4. Have you had the opportunity to mentor underrepresented minorities or work to increase diversity in science? If yes, can you describe your experience and what agencies/organizations you worked with?

Through my work at University of California, Los Angeles as well as University of California, San Francisco I have had the opportunity to mentor numerous students and residents, many from underrepresented minorities. As a Latino academician who has had to work very hard to succeed, I am sensitive to the trials faced by ethnic minorities in academia. Therefore, I have been determined in my career to create more inviting environments towards underrepresented minorities and socioeconomically underprivileged populations through my teaching, research and service.

I currently chair the international Advanced Clinical Training (ACT) pediatric program within the School of Dentistry.

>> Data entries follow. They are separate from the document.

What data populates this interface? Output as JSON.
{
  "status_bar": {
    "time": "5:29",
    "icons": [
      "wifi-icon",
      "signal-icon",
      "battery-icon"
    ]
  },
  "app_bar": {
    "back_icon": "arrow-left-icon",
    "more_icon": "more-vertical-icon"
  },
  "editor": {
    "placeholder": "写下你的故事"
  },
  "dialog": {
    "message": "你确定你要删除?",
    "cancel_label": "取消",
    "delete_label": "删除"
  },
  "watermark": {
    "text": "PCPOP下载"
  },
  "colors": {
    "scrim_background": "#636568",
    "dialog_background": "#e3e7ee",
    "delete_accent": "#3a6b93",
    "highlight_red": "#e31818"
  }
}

In this position, I am able first hand to see the difficulties and challenges students coming to foreign cultures face. My role includes mentoring these students over a range of very diverse challenges: emotional, financial, social, cultural and academic. In the School of Dentistry, I have served on the Diversity Committee since 2009, ensuring that each class year provides an opportunity to students from all backgrounds to be heard within the School. Dental students come from the full range of academic disciplines prior to coming into the dental program and this on occasion poses particular challenges academically. A student with a background in anthropology will face quite different academic challenges from someone who majored in the biological sciences. But each will face challenges. The students are also culturally very diverse as we aim to create as diverse a student population as possible. However, that often poses its own set of challenges particularly for students from minority groups where they might not have a large community in the school for social and emotional support.

5. Based on your experience, how would you encourage AADR members to help increase the diversity of the research workforce?

There are many ways for AADR members to get involved and support diversity. Among them are prioritizing mentorship and investing in young professionals from diverse backgrounds as early as dental school, helping them and mentoring them from the early stages of their careers, exposing them to opportunities in the field. Members can encourage underrepresented researchers to apply for opportunities like the Harold Amos Award, which aims to increase the number of faculty from historically disadvantaged backgrounds by supporting individuals who will encourage and foster the development of succeeding classes of such physicians, dentists and nurse-scientists. AADR members can advocate for gender and race diversity. Diversity produces a much stronger team and improved collaboration, increasing success by driving scientific discovery to be more innovative, more inclusive and to match the needs of the community you are trying to serve.

6. What role do you think professional associations can play in supporting its members who are members of underrepresented minority/ethnic groups?

Professional associations are in a unique position to impact the expansion of diversity. They can strive to support diversity with an inclusive approach that welcomes and embraces different socioeconomic, ethnic and gender groups. Associations can also work closely with the deans of dentistry to encourage and promote diversity nationwide. We have a responsibility to ensure that there are funding and career advancement opportunities for members from underrepresented groups and to support them in those endeavors. Commitment to the important values of diversity and inclusion will have far-reaching impacts. In addition, we should commit to vulnerable communities by positioning children’s oral health as an issue of equity, social justice and human rights.